It has suggested separate centres could be grouped together under the same manager to cut down on paperwork and free up staff to work more closely with parents and youngsters. It claims this could also reduce the number of Ofsted inspections and the risks of a poor result from checks by watchdogs.
The issue will be discussed when the council’s executive meets next week, but officers have insisted the authority does not plan to close children’s centres and, unlike some other councils, has been opening more facilities over the last year.
Although mergers would allow separate centres to keep their own buildings, several facilities would be classed as a single centre and have one leader.
In a report, Cynthia Welbourn, corporate director for the children and young people’s service, said it was up to councils to decide what constituted “appropriate provision” of children’s centres and it had to keep this under review and make changes where necessary. She said there were currently “no clear legislative processes” for making such changes.
The authority’s leading councillors will be asked to approve a system where any proposals for changing the children’s centre set-up would be agreed by the executive members for schools and children’s services, with those publicly consulted including families who use a particular facility, staff, local schools and the wider community. Any objections would mean the full executive would make the final decision.

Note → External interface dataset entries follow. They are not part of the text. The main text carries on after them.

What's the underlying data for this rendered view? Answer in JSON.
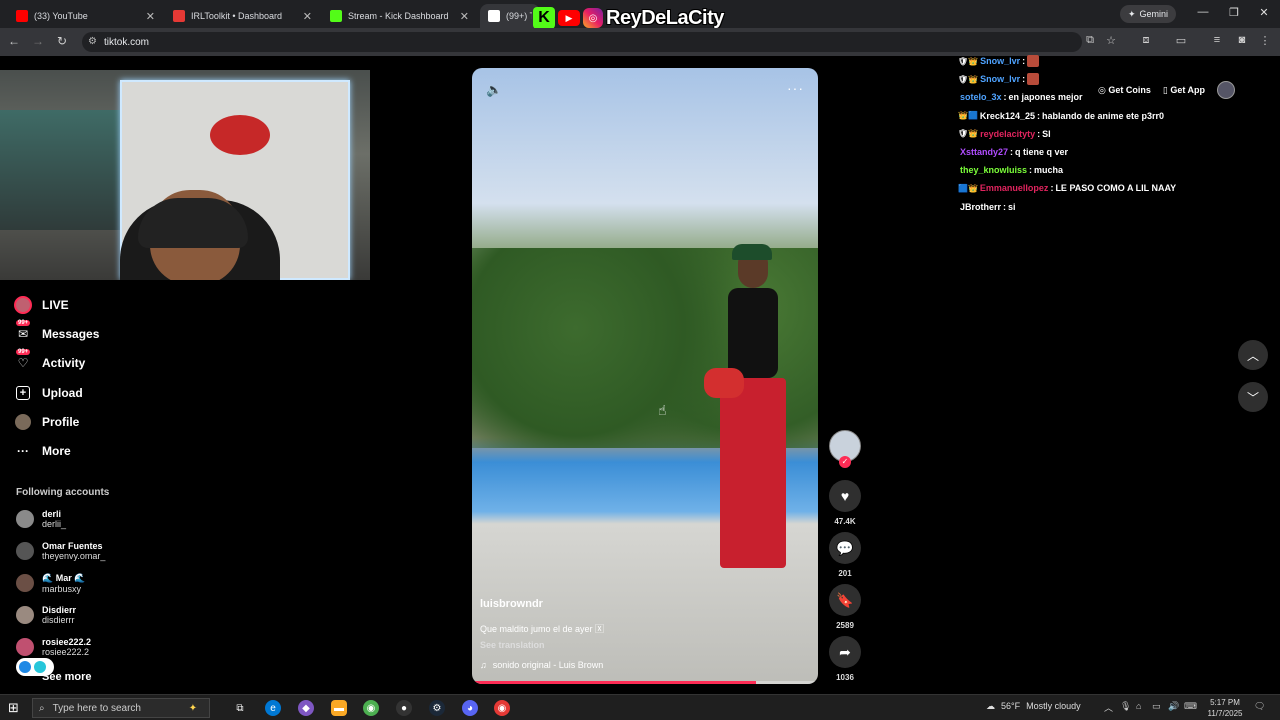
{
  "browser": {
    "tabs": [
      {
        "title": "(33) YouTube",
        "color": "#ff0000"
      },
      {
        "title": "IRLToolkit • Dashboard",
        "color": "#e53935"
      },
      {
        "title": "Stream - Kick Dashboard",
        "color": "#53fc18"
      },
      {
        "title": "(99+) Ti",
        "color": "#ffffff"
      }
    ],
    "gemini_label": "Gemini",
    "url": "tiktok.com"
  },
  "overlay": {
    "channel_name": "ReyDeLaCity"
  },
  "sidebar": {
    "items": [
      {
        "label": "LIVE",
        "icon": "live-icon"
      },
      {
        "label": "Messages",
        "icon": "messages-icon",
        "badge": "99+"
      },
      {
        "label": "Activity",
        "icon": "activity-icon",
        "badge": "99+"
      },
      {
        "label": "Upload",
        "icon": "upload-icon"
      },
      {
        "label": "Profile",
        "icon": "profile-icon"
      },
      {
        "label": "More",
        "icon": "more-icon"
      }
    ],
    "following_title": "Following accounts",
    "accounts": [
      {
        "name": "derli",
        "handle": "derlii_"
      },
      {
        "name": "Omar Fuentes",
        "handle": "theyenvy.omar_"
      },
      {
        "name": "🌊 Mar 🌊",
        "handle": "marbusxy"
      },
      {
        "name": "Disdierr",
        "handle": "disdierrr"
      },
      {
        "name": "rosiee222.2",
        "handle": "rosiee222.2"
      }
    ],
    "see_more": "See more"
  },
  "video": {
    "author": "luisbrowndr",
    "caption": "Que maldito jumo el de ayer 🅇",
    "see_translation": "See translation",
    "sound": "sonido original - Luis Brown",
    "progress": 0.82
  },
  "actions": {
    "likes": "47.4K",
    "comments": "201",
    "saves": "2589",
    "shares": "1036"
  },
  "topbar": {
    "get_coins": "Get Coins",
    "get_app": "Get App"
  },
  "chat": [
    {
      "badges": "🛡👑",
      "user": "Snow_lvr",
      "color": "#4fa3ff",
      "msg": "",
      "emote": true
    },
    {
      "badges": "🛡👑",
      "user": "Snow_lvr",
      "color": "#4fa3ff",
      "msg": "",
      "emote": true
    },
    {
      "badges": "",
      "user": "sotelo_3x",
      "color": "#4fa3ff",
      "msg": "en japones mejor",
      "emote": false
    },
    {
      "badges": "👑🟦",
      "user": "Kreck124_25",
      "color": "#ffffff",
      "msg": "hablando de anime ete p3rr0",
      "emote": false
    },
    {
      "badges": "🛡👑",
      "user": "reydelacityty",
      "color": "#e0245e",
      "msg": "SI",
      "emote": false
    },
    {
      "badges": "",
      "user": "Xsttandy27",
      "color": "#b04cff",
      "msg": "q tiene q ver",
      "emote": false
    },
    {
      "badges": "",
      "user": "they_knowluiss",
      "color": "#7cff3a",
      "msg": "mucha",
      "emote": false
    },
    {
      "badges": "🟦👑",
      "user": "Emmanuellopez",
      "color": "#e0245e",
      "msg": "LE PASO COMO A LIL NAAY",
      "emote": false
    },
    {
      "badges": "",
      "user": "JBrotherr",
      "color": "#ffffff",
      "msg": "si",
      "emote": false
    }
  ],
  "taskbar": {
    "search_placeholder": "Type here to search",
    "temperature": "56°F",
    "weather": "Mostly cloudy",
    "time": "5:17 PM",
    "date": "11/7/2025"
  }
}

“The council has made, and is continuing to make, a major commitment to early intervention services, especially for children in their early years,” said Ms Welbourn’s report.
“While, at present, it is not expected that these proposals will be used for closing centre buildings, nor do we expect any of the proposals will result in staff losses, there is scope for operating more efficiently and providing a better service for our users.”
The report said some centres were already run in “clusters”, but formal mergers would “bring a greater coherence”. The council currently has 37 centres across five areas – Hambleton and the Dales, Ryedale and the coast, Craven, Brotherton/Selby /Tadcaster and Harrogate/Knaresborough/Ripon.